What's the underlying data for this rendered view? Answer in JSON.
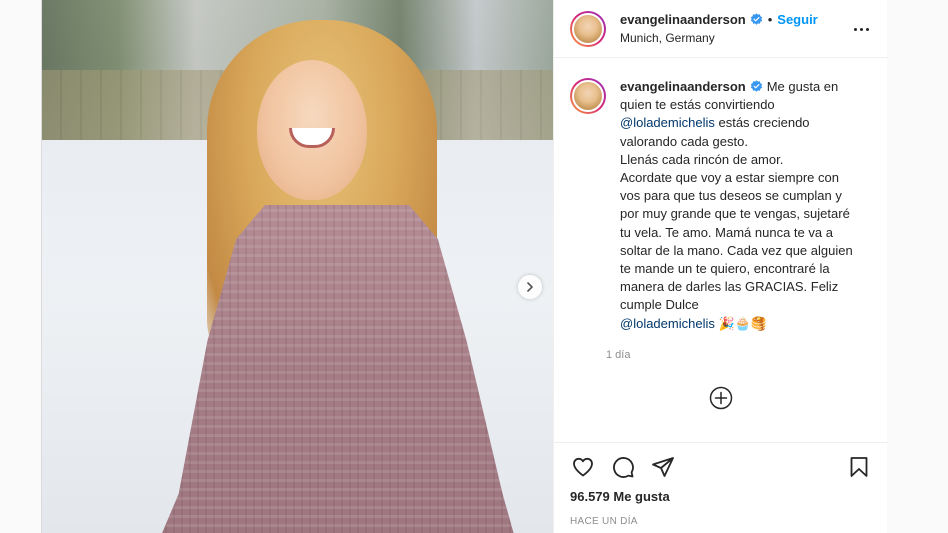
{
  "post": {
    "username": "evangelinaanderson",
    "follow_label": "Seguir",
    "separator": "•",
    "location": "Munich, Germany",
    "caption": {
      "line1": "Me gusta en quien te estás convirtiendo",
      "mention1": "@lolademichelis",
      "line2": "estás creciendo valorando cada gesto.",
      "line3": "Llenás cada rincón de amor.",
      "line4": "Acordate que voy a estar siempre con vos para que tus deseos se cumplan y por muy grande que te vengas, sujetaré tu vela. Te amo. Mamá nunca te va a soltar de la mano. Cada vez que alguien te mande un te quiero, encontraré la manera de darles las GRACIAS. Feliz cumple Dulce",
      "mention2": "@lolademichelis",
      "emojis": "🎉🧁🥞"
    },
    "comment_time": "1 día",
    "likes": "96.579 Me gusta",
    "posted_ago": "HACE UN DÍA"
  },
  "icons": {
    "verified": "verified-badge-icon",
    "more": "more-options-icon",
    "next": "chevron-right-icon",
    "add": "add-circle-icon",
    "like": "heart-icon",
    "comment": "comment-icon",
    "share": "share-icon",
    "save": "bookmark-icon"
  },
  "colors": {
    "accent": "#0095f6",
    "verified": "#3897f0",
    "mention": "#00376b",
    "muted": "#8e8e8e"
  }
}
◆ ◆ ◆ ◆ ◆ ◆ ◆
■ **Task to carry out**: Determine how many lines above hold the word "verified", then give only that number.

■ **Exercise output**: 2